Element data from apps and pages
- Opening Delimiter -
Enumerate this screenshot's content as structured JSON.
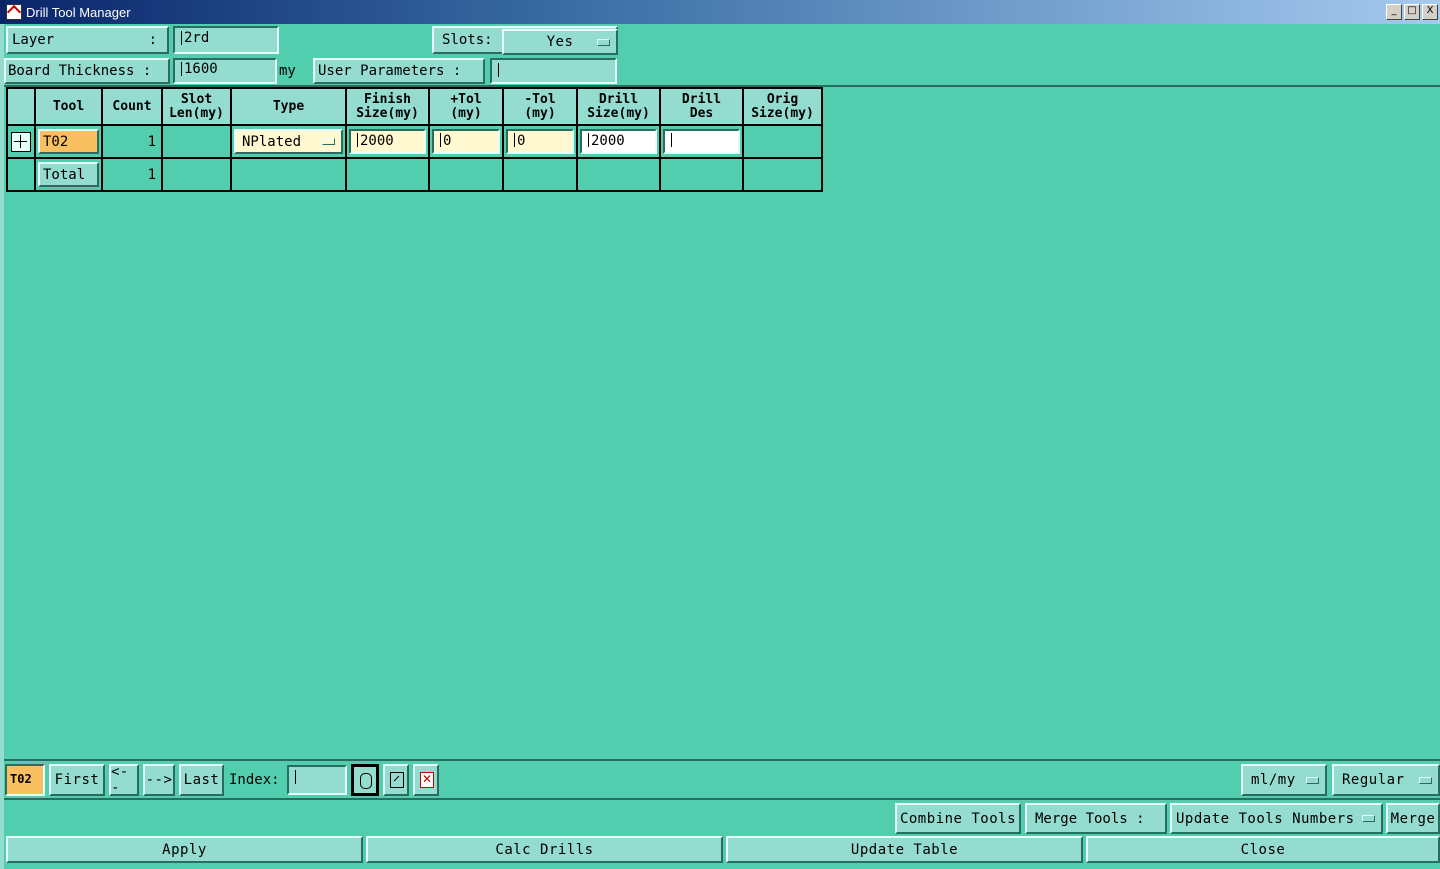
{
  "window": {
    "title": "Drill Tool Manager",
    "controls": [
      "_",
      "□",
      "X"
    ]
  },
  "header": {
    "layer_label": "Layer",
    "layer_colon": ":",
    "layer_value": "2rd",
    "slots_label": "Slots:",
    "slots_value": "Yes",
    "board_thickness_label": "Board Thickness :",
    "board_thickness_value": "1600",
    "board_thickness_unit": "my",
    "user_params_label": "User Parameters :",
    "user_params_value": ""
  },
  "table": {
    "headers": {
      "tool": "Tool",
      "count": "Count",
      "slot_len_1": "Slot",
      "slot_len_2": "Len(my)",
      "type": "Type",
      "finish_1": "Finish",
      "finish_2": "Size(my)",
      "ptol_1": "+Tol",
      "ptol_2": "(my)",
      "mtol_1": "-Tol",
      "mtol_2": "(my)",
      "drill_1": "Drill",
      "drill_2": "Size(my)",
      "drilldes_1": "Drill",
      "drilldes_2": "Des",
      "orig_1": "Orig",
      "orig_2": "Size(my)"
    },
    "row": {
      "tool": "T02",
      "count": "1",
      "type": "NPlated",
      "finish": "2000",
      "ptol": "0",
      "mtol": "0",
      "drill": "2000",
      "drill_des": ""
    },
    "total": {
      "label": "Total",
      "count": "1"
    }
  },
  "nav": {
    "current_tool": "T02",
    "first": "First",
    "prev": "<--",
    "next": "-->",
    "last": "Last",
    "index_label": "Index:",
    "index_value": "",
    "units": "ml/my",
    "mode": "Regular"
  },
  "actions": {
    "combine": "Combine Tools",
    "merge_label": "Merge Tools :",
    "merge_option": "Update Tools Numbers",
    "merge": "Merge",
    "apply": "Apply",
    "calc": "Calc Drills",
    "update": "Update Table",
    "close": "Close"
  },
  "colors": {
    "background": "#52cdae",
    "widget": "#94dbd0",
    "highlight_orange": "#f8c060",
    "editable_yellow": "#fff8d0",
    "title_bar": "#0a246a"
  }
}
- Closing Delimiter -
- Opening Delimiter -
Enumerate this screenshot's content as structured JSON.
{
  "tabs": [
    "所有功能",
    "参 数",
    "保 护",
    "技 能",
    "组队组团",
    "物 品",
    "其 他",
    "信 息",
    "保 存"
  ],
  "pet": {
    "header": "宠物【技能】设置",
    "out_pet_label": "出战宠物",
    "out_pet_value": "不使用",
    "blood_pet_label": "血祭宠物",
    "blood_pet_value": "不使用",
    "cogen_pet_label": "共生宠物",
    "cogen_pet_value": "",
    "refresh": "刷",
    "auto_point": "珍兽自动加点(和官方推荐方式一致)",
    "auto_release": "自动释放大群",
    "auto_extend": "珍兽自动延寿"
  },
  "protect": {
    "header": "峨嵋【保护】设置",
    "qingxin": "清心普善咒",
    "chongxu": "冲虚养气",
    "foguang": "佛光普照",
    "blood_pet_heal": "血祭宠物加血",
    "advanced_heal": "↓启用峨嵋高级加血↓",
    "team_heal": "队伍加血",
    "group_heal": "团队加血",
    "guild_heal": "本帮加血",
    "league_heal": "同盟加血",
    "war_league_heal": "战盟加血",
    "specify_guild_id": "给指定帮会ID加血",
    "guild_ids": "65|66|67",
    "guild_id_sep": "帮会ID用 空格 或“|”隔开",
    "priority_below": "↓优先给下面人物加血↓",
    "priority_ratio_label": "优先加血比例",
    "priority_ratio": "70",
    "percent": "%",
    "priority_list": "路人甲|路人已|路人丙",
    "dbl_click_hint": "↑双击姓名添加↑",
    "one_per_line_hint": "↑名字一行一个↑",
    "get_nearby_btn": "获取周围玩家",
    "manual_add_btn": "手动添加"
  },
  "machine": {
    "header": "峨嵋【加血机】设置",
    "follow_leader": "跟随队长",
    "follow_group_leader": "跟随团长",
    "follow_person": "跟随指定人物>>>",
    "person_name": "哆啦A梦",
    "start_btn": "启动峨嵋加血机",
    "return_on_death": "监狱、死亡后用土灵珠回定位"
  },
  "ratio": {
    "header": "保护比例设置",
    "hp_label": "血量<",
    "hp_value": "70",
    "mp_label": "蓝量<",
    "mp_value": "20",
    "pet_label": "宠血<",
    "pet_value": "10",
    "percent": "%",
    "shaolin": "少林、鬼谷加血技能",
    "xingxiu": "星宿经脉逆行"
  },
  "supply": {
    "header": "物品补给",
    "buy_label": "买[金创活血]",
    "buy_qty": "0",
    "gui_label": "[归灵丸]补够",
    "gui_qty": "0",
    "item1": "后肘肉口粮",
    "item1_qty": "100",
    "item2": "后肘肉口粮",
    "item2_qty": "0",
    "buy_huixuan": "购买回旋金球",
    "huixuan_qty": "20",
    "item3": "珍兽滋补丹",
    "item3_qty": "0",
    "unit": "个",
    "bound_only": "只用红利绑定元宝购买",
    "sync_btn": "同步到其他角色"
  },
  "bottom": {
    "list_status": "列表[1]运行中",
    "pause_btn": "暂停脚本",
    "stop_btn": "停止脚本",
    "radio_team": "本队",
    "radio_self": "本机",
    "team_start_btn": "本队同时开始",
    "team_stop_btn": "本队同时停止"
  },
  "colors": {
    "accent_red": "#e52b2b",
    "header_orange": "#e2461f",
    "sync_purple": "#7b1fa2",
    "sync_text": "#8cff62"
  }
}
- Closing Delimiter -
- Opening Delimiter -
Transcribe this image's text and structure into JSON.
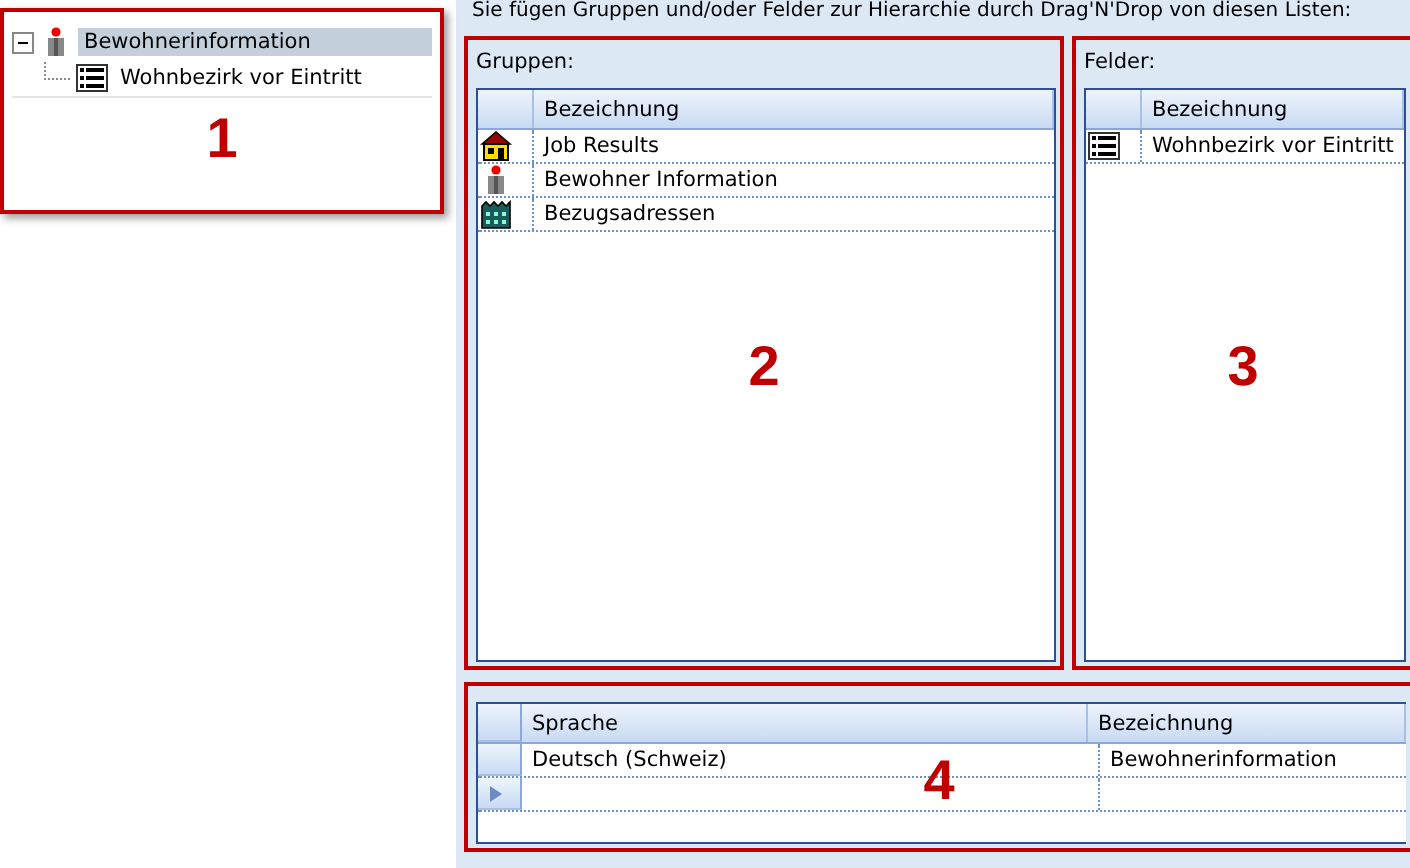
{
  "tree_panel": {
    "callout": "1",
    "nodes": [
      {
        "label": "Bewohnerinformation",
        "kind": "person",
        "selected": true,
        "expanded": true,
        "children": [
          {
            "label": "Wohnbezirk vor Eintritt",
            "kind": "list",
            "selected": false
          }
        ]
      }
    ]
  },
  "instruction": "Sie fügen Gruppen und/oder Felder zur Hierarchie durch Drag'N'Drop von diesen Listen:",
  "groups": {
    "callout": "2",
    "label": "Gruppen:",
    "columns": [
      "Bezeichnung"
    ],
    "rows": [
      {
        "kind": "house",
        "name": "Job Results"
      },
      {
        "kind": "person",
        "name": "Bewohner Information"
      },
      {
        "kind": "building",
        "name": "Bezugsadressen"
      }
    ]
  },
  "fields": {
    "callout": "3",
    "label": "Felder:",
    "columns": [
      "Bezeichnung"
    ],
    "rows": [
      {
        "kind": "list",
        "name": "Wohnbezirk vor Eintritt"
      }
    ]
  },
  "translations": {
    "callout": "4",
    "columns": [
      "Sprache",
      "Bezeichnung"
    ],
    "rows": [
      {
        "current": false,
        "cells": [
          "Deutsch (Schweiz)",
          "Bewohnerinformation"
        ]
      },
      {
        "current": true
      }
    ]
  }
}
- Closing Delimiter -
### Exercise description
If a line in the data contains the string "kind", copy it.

### Task response
        "kind": "person",
            "kind": "list",
        "kind": "house",
        "kind": "person",
        "kind": "building",
        "kind": "list",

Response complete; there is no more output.